St David’s Day is an affirmation of all that is good about our country
In an exclusive article for Endeavour Public Affairs to mark St David’s Day, Andrew RT Davies AM writes that St David’s Day has a growing significance in the national calendar and has undergone something of a renaissance in the last ten to fifteen years; coinciding with a revival in Welsh cultural confidence.
Andrew RT Davies is the Welsh Conservative Member of the Welsh Assembly for South Wales Central and is Leader of the Welsh Conservative Party.
To follow Andrew RT Davies on Twitter – @AndrewRTDavies
For some of us being Welsh is the feeling we get when recalling Scott Gibbs’ famous try against England at Wembley. For others it’s the Stereophonics at Morfa in 1999, a recital of Under Milk Wood by Dylan Thomas, or a stroll through the Brecon Beacons on a crisp Sunday morning. I’m proud to say that our national heritage is rich and varied.
Whatever being Welsh means to you, St David’s Day is an affirmation of all that is good about our country, and its significance to Welsh life cannot be underestimated.
St David’s Day is a chance to celebrate the cultural significance of Welsh heritage and national identity, and a great opportunity for the country to get people thinking in different ways about how their own Welsh identity manifests itself. However, it is clear that we need to take steps to protect its status in the Welsh calendar.
The Welsh Conservatives have long called for the designation of St David’s Day as a national holiday and this would reaffirm the day’s significance both at home and abroad. It would also have an immense cultural and social impact throughout Wales – encouraging patriotism, a greater understanding of Welsh history, and our place in the wider history of the United Kingdom.
I will never forget my earliest memories of St David’s Day as a child when the normal school day would be replaced by the eisteddfod, a traditional celebration of culture and creativity, dating back to the 12th century. This was a special day for children, not only because it meant having half a day off school, but because it focused our minds from a very early age on the many wonderful aspects of Welsh culture and heritage.
We should be relieved that interest in the day of our patron saint has never faced the same challenges as St George’s Day in England. St David’s Day may never be as grand as the Rio Carnival and it doesn’t need to be, but we could do worse than to learn from our Celtic cousins in terms of making the most of our national day of celebration.
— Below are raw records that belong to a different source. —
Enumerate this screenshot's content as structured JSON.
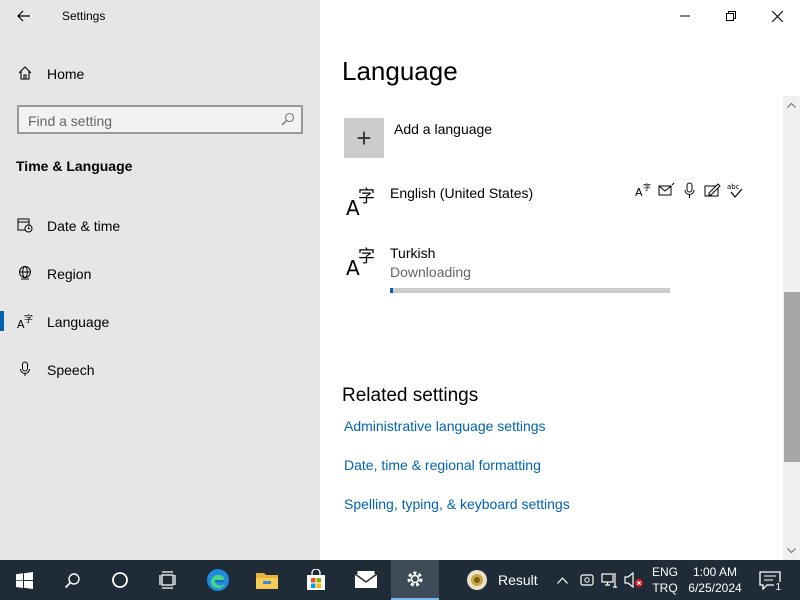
{
  "window": {
    "title": "Settings",
    "controls": {
      "minimize": "minimize",
      "maximize": "restore",
      "close": "close"
    }
  },
  "sidebar": {
    "home": "Home",
    "search_placeholder": "Find a setting",
    "section": "Time & Language",
    "items": [
      {
        "label": "Date & time",
        "icon": "calendar-clock-icon"
      },
      {
        "label": "Region",
        "icon": "globe-icon"
      },
      {
        "label": "Language",
        "icon": "language-icon",
        "active": true
      },
      {
        "label": "Speech",
        "icon": "microphone-icon"
      }
    ]
  },
  "main": {
    "title": "Language",
    "add_language": "Add a language",
    "languages": [
      {
        "name": "English (United States)",
        "status": ""
      },
      {
        "name": "Turkish",
        "status": "Downloading",
        "progress": 0.01
      }
    ],
    "related": {
      "heading": "Related settings",
      "links": [
        "Administrative language settings",
        "Date, time & regional formatting",
        "Spelling, typing, & keyboard settings"
      ]
    }
  },
  "taskbar": {
    "apps": [
      "start",
      "search",
      "cortana",
      "task-view",
      "edge",
      "file-explorer",
      "store",
      "mail",
      "settings"
    ],
    "result_label": "Result",
    "lang_top": "ENG",
    "lang_bottom": "TRQ",
    "time": "1:00 AM",
    "date": "6/25/2024",
    "notifications": "1"
  },
  "colors": {
    "accent": "#0063b1",
    "taskbar": "#1f2b36",
    "sidebar": "#e6e6e6"
  }
}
Former First Minister, Rhodri Morgan, once reflected on the glazed look that comes over Americans when you try to explain to them that Wales isn’t just an English region. Ask an American about the Irish and they’ll easily reel off a list including the ‘craic’, Guinness, and St Patrick’s Day, but it’s fair to say that the Welsh aren’t as clearly defined in the American consciousness. Obviously Ireland has more to offer than a night on the stout in fake ginger beards, but as cultural signifiers go nothing says patriotic pride quite like St Patrick’s Day.
I’m not suggesting for a second that we turn St David’s Day into a night of fancy dress and plastic beer glasses – we have the Six Nations for that – but we should recognise St David’s Day as our own opportunity to place Wales’ unique cultural history proudly on the world stage.
In the past, the Welsh Labour Government has admitted that it has failed to properly promote Wales on the international stage and we must take every available opportunity to sell our achievements to the world. Designating St David’s Day as a national holiday would be a significant step in the right direction.
The worldwide celebrations surrounding St Patrick’s Day also bring huge economic benefits for Northern Ireland and the Republic and we need to emulate that success with our own national day, without diluting the integrity of the ‘Welsh brand’. St David’s Day is an opportunity to put Wales in the spotlight, boosting our profile as a tourist destination and supporting efforts to secure trade and inward investment.
The day itself has a growing significance in the national calendar and has undergone something of a renaissance in the last ten to fifteen years; coinciding with a revival in Welsh cultural confidence – or ‘Cool Cymru’ as the media crudely dubbed this phenomenon.
For a small country, Wales produces an impressive range of cultural icons and I have no doubt that this is due to the fact that the creative instinct in us all is nurtured from a very early age. Consider the global profile of writers such as Roald Dahl and Dylan Thomas; actors like Michael Sheen and Catherine Zeta-Jones; or singers including Tom Jones and Katherine Jenkins.
We have a deep reservoir of talented Welsh men and women, products of a cultural life that is vibrant in both languages and supported by an excellent range of galleries, theatres, museums and libraries. St David’s Day is an opportunity to celebrate that creative heritage and we must do everything we can to ensure that it continues to play a vital role in Welsh life.
Published: Friday 28 February 2014
© Copyright of Endeavour Public Affairs 2014
Photograph: © Copyright of Andrew RT Davies AM
The views expressed in this article are those of the author alone.